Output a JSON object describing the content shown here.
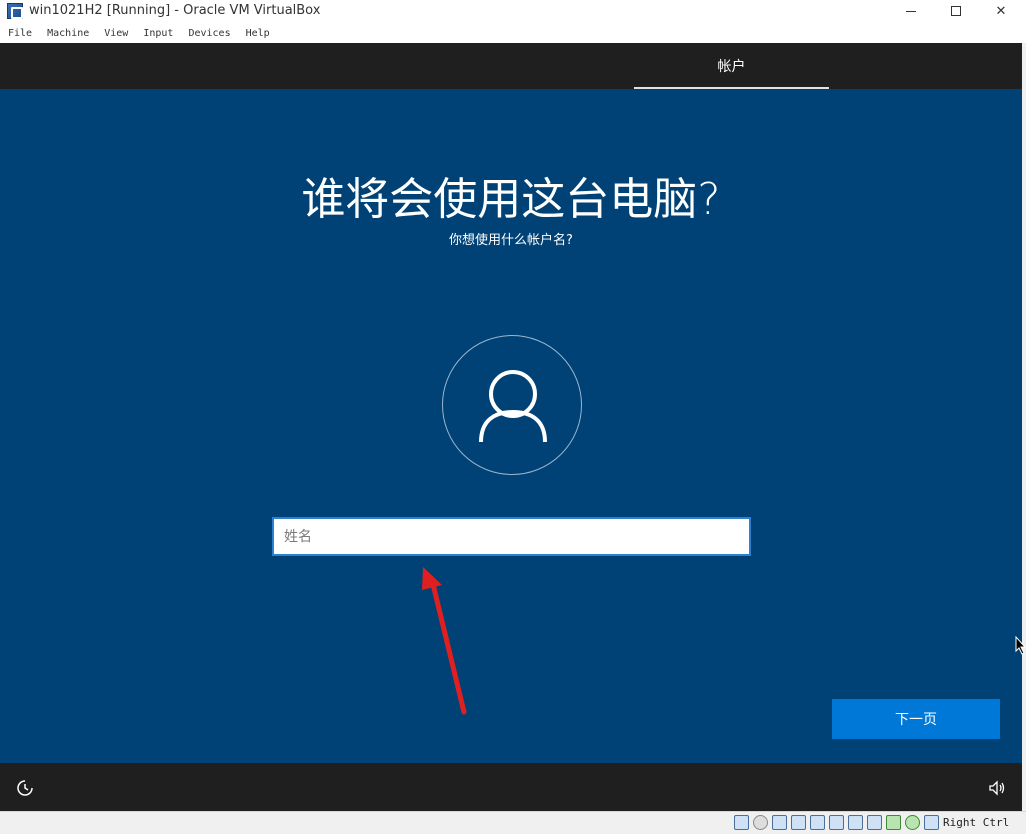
{
  "window": {
    "title": "win1021H2 [Running] - Oracle VM VirtualBox",
    "minimize_glyph": "—",
    "maximize_glyph": "☐",
    "close_glyph": "✕"
  },
  "menu": [
    "File",
    "Machine",
    "View",
    "Input",
    "Devices",
    "Help"
  ],
  "vm": {
    "tab_label": "帐户",
    "heading": "谁将会使用这台电脑?",
    "subheading": "你想使用什么帐户名?",
    "name_input": {
      "placeholder": "姓名",
      "value": ""
    },
    "next_label": "下一页",
    "colors": {
      "background": "#004275",
      "bar": "#1f1f1f",
      "accent": "#0078d7",
      "annotation_arrow": "#e02020"
    },
    "icons": [
      "ease-of-access-icon",
      "volume-icon",
      "user-avatar-icon"
    ]
  },
  "statusbar": {
    "host_key": "Right Ctrl",
    "icons": [
      "harddisk-icon",
      "optical-icon",
      "audio-icon",
      "network-icon",
      "usb-icon",
      "shared-folders-icon",
      "display-icon",
      "recording-icon",
      "cpu-icon",
      "mouse-integration-icon",
      "keyboard-icon"
    ]
  }
}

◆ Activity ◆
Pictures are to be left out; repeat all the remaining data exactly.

◆ Solution to this problem ◆
Output a JSON object describing the content shown here.
{
  "window": {
    "title": "win1021H2 [Running] - Oracle VM VirtualBox",
    "minimize_glyph": "—",
    "maximize_glyph": "☐",
    "close_glyph": "✕"
  },
  "menu": [
    "File",
    "Machine",
    "View",
    "Input",
    "Devices",
    "Help"
  ],
  "vm": {
    "tab_label": "帐户",
    "heading": "谁将会使用这台电脑?",
    "subheading": "你想使用什么帐户名?",
    "name_input": {
      "placeholder": "姓名",
      "value": ""
    },
    "next_label": "下一页",
    "colors": {
      "background": "#004275",
      "bar": "#1f1f1f",
      "accent": "#0078d7",
      "annotation_arrow": "#e02020"
    },
    "icons": [
      "ease-of-access-icon",
      "volume-icon",
      "user-avatar-icon"
    ]
  },
  "statusbar": {
    "host_key": "Right Ctrl",
    "icons": [
      "harddisk-icon",
      "optical-icon",
      "audio-icon",
      "network-icon",
      "usb-icon",
      "shared-folders-icon",
      "display-icon",
      "recording-icon",
      "cpu-icon",
      "mouse-integration-icon",
      "keyboard-icon"
    ]
  }
}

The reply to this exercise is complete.